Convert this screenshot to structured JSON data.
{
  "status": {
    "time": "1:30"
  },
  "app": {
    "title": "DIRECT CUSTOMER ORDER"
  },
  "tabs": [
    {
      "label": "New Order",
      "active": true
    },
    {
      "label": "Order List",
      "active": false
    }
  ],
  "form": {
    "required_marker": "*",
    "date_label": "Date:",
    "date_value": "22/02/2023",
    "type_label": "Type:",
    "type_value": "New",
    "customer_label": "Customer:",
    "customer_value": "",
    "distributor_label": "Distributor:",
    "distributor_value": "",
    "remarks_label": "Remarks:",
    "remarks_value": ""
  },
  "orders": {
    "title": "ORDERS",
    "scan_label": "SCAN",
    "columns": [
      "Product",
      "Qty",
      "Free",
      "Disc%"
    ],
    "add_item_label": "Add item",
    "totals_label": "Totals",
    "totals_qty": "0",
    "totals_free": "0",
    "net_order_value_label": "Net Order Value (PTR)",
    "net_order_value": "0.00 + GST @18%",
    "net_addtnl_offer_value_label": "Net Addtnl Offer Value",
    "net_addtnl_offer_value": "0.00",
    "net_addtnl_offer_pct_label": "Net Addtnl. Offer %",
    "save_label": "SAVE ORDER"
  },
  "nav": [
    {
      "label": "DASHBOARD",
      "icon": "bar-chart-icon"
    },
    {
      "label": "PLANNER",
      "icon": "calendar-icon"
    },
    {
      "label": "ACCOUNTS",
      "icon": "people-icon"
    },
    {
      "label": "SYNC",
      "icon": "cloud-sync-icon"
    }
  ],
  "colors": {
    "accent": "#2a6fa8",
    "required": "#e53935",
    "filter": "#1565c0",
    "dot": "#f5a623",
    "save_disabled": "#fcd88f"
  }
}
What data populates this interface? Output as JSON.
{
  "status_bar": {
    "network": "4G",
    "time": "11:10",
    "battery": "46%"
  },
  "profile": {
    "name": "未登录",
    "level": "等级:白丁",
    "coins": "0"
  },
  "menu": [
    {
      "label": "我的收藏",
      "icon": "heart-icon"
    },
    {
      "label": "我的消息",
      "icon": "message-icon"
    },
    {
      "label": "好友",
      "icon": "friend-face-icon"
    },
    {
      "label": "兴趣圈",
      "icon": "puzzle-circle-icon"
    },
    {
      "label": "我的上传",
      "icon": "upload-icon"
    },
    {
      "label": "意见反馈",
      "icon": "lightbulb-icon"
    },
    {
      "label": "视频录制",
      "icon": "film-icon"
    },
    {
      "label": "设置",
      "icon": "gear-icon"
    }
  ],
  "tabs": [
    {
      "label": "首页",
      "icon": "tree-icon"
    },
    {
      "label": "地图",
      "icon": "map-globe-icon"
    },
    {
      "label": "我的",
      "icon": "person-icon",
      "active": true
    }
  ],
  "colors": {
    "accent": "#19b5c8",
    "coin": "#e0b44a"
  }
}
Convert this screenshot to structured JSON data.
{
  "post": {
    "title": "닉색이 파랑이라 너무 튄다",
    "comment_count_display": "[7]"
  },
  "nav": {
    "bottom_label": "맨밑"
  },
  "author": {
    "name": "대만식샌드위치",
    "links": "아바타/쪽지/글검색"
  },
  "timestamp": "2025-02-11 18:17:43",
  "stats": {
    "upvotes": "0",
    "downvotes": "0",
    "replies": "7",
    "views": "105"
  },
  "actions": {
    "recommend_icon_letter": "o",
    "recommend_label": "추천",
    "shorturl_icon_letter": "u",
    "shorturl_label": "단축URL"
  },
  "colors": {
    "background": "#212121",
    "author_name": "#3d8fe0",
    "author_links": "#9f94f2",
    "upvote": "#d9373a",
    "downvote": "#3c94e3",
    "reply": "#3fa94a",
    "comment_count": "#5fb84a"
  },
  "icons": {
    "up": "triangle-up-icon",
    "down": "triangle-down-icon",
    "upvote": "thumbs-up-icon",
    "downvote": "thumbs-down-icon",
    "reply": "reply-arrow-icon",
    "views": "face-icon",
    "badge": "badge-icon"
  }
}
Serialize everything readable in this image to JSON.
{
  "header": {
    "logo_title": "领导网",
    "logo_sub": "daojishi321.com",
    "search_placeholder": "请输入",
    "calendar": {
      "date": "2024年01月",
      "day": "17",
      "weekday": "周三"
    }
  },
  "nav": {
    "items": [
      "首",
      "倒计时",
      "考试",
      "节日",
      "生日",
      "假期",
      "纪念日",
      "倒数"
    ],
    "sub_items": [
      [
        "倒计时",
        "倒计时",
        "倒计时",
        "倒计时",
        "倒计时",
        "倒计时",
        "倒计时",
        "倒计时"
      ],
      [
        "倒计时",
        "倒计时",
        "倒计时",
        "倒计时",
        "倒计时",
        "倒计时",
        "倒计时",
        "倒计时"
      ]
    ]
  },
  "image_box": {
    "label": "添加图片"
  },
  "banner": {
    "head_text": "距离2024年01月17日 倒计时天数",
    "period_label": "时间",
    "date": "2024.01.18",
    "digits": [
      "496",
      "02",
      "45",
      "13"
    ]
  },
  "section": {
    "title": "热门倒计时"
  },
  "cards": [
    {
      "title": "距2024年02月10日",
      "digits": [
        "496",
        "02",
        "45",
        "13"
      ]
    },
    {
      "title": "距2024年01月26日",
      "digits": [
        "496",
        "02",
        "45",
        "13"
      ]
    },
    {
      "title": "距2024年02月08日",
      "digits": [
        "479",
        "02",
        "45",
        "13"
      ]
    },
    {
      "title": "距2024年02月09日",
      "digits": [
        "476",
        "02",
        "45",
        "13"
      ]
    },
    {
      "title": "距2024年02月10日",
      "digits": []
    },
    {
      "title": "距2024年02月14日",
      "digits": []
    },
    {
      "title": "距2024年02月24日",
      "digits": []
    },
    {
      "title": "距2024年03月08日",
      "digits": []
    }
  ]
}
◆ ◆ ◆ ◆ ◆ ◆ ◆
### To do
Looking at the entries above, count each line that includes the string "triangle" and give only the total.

### Written solution
2